INSTRUCTIONS FOR THE TASK: Identify all lines of the data containing the string "Levels" and copy them.

---------- DATASET EXCERPTS ----------

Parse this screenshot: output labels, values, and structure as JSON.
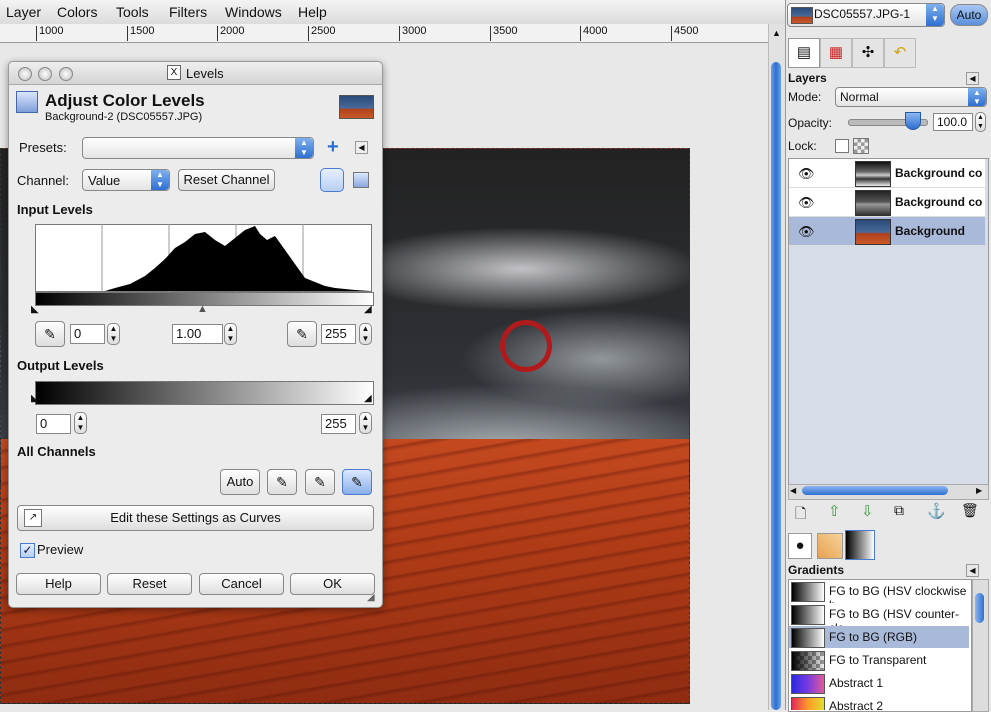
{
  "menu": [
    "Layer",
    "Colors",
    "Tools",
    "Filters",
    "Windows",
    "Help"
  ],
  "ruler_ticks": [
    "1000",
    "1500",
    "2000",
    "2500",
    "3000",
    "3500",
    "4000",
    "4500"
  ],
  "dialog": {
    "window_title": "Levels",
    "heading": "Adjust Color Levels",
    "subheading": "Background-2 (DSC05557.JPG)",
    "presets_label": "Presets:",
    "presets_value": "",
    "channel_label": "Channel:",
    "channel_value": "Value",
    "reset_channel": "Reset Channel",
    "input_levels_label": "Input Levels",
    "input_low": "0",
    "input_gamma": "1.00",
    "input_high": "255",
    "output_levels_label": "Output Levels",
    "output_low": "0",
    "output_high": "255",
    "all_channels_label": "All Channels",
    "auto_label": "Auto",
    "curves_label": "Edit these Settings as Curves",
    "preview_label": "Preview",
    "preview_checked": true,
    "help": "Help",
    "reset": "Reset",
    "cancel": "Cancel",
    "ok": "OK"
  },
  "dock": {
    "image_select": "DSC05557.JPG-1",
    "auto_button": "Auto",
    "layers_title": "Layers",
    "mode_label": "Mode:",
    "mode_value": "Normal",
    "opacity_label": "Opacity:",
    "opacity_value": "100.0",
    "lock_label": "Lock:",
    "layers": [
      {
        "name": "Background co",
        "selected": false
      },
      {
        "name": "Background co",
        "selected": false
      },
      {
        "name": "Background",
        "selected": true
      }
    ],
    "gradients_title": "Gradients",
    "gradients": [
      {
        "name": "FG to BG (HSV clockwise h",
        "selected": false
      },
      {
        "name": "FG to BG (HSV counter-clo",
        "selected": false
      },
      {
        "name": "FG to BG (RGB)",
        "selected": true
      },
      {
        "name": "FG to Transparent",
        "selected": false
      },
      {
        "name": "Abstract 1",
        "selected": false
      },
      {
        "name": "Abstract 2",
        "selected": false
      }
    ]
  },
  "colors": {
    "accent": "#2f6fd0",
    "selection": "#a9b9d9",
    "marker": "#b11a1a"
  }
}
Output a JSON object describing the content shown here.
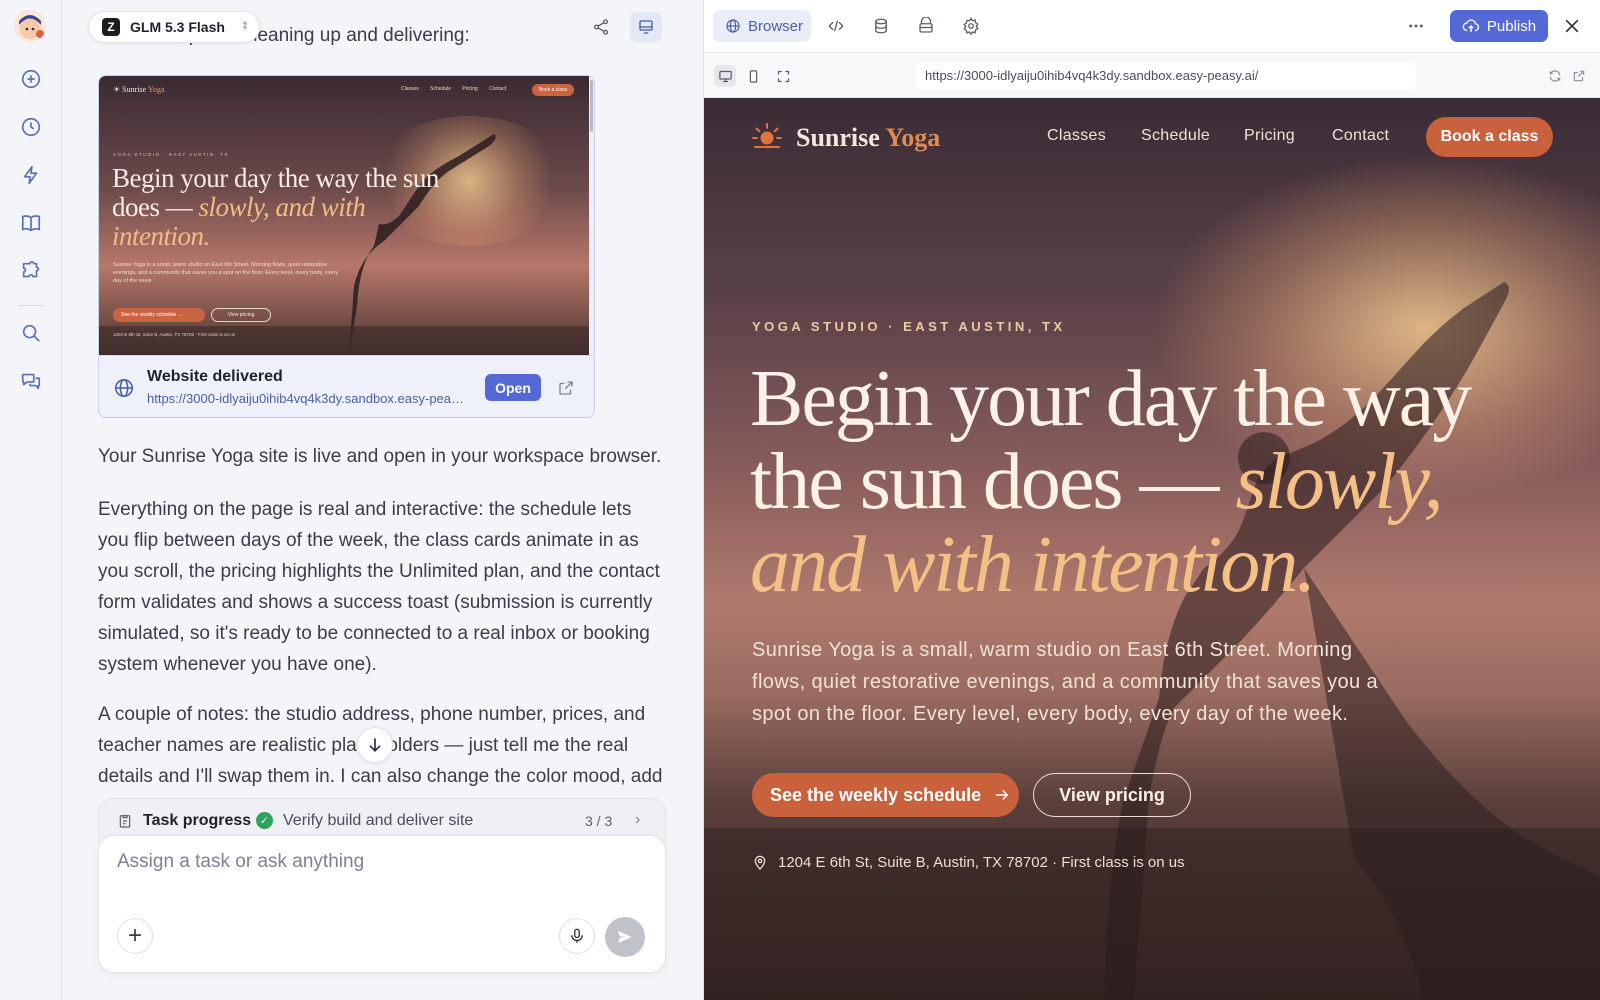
{
  "rail": {
    "icons": [
      "new-chat-icon",
      "history-icon",
      "bolt-icon",
      "book-icon",
      "puzzle-icon",
      "search-icon",
      "chat-bubbles-icon"
    ]
  },
  "chat": {
    "model_name": "GLM 5.3 Flash",
    "cut_text": "All checks pass. Cleaning up and delivering:",
    "preview": {
      "mini_brand": "Sunrise",
      "mini_brand_accent": "Yoga",
      "mini_nav": "Classes Schedule Pricing Contact",
      "mini_book": "Book a class",
      "mini_eyebrow": "YOGA STUDIO · EAST AUSTIN, TX",
      "mini_head_1": "Begin your day the way the sun does —",
      "mini_head_italic": "slowly, and with intention.",
      "mini_desc": "Sunrise Yoga is a small, warm studio on East 6th Street. Morning flows, quiet restorative evenings, and a community that saves you a spot on the floor. Every level, every body, every day of the week.",
      "mini_cta1": "See the weekly schedule →",
      "mini_cta2": "View pricing",
      "mini_addr": "1204 E 6th St, Suite B, Austin, TX 78702 · First class is on us",
      "title": "Website delivered",
      "link": "https://3000-idlyaiju0ihib4vq4k3dy.sandbox.easy-peasy.ai/",
      "open_label": "Open"
    },
    "paragraphs": [
      "Your Sunrise Yoga site is live and open in your workspace browser.",
      "Everything on the page is real and interactive: the schedule lets you flip between days of the week, the class cards animate in as you scroll, the pricing highlights the Unlimited plan, and the contact form validates and shows a success toast (submission is currently simulated, so it's ready to be connected to a real inbox or booking system whenever you have one).",
      "A couple of notes: the studio address, phone number, prices, and teacher names are realistic placeholders — just tell me the real details and I'll swap them in. I can also change the color mood, add"
    ],
    "task": {
      "title": "Task progress",
      "step": "Verify build and deliver site",
      "count": "3 / 3"
    },
    "input_placeholder": "Assign a task or ask anything"
  },
  "browser": {
    "tab_label": "Browser",
    "publish_label": "Publish",
    "url": "https://3000-idlyaiju0ihib4vq4k3dy.sandbox.easy-peasy.ai/"
  },
  "site": {
    "brand": "Sunrise",
    "brand_accent": "Yoga",
    "nav": [
      "Classes",
      "Schedule",
      "Pricing",
      "Contact"
    ],
    "book_label": "Book a class",
    "eyebrow": "YOGA STUDIO · EAST AUSTIN, TX",
    "headline_1": "Begin your day the way",
    "headline_2": "the sun does —",
    "headline_italic_a": "slowly,",
    "headline_italic_b": "and with intention.",
    "description": "Sunrise Yoga is a small, warm studio on East 6th Street. Morning flows, quiet restorative evenings, and a community that saves you a spot on the floor. Every level, every body, every day of the week.",
    "cta_primary": "See the weekly schedule",
    "cta_secondary": "View pricing",
    "address": "1204 E 6th St, Suite B, Austin, TX 78702 · First class is on us",
    "colors": {
      "accent": "#c8613c",
      "headline_italic": "#f4c086",
      "publish": "#5468d6"
    }
  }
}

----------

TASK RESULT:
    "window_title": "Levels",
    "heading": "Adjust Color Levels",
    "input_levels_label": "Input Levels",
    "output_levels_label": "Output Levels",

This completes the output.